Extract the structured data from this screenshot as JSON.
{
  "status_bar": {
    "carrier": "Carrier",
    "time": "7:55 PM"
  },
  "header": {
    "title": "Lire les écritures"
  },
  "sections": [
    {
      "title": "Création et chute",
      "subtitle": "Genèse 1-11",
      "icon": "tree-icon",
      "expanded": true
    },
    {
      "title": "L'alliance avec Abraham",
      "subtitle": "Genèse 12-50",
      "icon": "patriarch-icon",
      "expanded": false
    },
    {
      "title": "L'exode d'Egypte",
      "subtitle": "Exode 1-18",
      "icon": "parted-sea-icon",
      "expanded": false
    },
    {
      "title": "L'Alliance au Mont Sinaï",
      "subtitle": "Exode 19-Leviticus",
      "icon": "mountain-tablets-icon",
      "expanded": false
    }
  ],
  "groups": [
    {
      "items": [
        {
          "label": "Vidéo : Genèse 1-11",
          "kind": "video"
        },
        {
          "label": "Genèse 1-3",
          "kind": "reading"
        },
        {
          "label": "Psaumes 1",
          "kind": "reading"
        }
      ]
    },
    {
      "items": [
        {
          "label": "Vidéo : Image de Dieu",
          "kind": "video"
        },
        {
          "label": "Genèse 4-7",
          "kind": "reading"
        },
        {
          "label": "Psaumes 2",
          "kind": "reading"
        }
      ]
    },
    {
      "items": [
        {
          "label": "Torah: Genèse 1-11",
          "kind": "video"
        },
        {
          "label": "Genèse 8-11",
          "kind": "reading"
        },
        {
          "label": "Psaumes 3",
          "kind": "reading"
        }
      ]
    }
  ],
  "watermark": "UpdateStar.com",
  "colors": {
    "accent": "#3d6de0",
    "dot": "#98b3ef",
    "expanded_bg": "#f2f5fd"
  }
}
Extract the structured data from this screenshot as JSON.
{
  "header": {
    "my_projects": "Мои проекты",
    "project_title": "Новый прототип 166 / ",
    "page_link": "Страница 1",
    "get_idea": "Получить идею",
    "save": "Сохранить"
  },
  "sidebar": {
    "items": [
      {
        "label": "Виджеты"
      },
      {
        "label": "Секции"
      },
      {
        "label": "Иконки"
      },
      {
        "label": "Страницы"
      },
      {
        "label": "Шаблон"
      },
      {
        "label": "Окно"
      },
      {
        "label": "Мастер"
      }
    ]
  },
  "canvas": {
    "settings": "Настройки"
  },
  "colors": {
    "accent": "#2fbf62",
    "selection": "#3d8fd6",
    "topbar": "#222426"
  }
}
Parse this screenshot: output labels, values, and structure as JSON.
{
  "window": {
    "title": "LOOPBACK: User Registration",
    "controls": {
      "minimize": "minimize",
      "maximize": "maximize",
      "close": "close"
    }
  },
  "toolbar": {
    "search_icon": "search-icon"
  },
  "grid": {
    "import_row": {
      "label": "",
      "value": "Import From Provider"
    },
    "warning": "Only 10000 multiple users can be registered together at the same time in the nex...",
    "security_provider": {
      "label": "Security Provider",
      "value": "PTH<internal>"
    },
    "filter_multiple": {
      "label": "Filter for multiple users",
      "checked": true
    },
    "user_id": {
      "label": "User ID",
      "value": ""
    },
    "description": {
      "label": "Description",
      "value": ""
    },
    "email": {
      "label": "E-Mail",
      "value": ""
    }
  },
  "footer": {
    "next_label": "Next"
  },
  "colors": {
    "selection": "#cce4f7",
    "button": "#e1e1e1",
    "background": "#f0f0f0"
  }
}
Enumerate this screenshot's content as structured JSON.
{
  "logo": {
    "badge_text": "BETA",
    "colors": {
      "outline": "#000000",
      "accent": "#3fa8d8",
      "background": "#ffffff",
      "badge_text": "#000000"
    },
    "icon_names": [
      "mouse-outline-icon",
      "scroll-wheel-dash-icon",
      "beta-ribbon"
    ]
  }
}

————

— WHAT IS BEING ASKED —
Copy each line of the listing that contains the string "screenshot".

— RESPONSE AREA —
Extract the structured data from this screenshot as JSON.
Extract the structured data from this screenshot as JSON.
Parse this screenshot: output labels, values, and structure as JSON.
Enumerate this screenshot's content as structured JSON.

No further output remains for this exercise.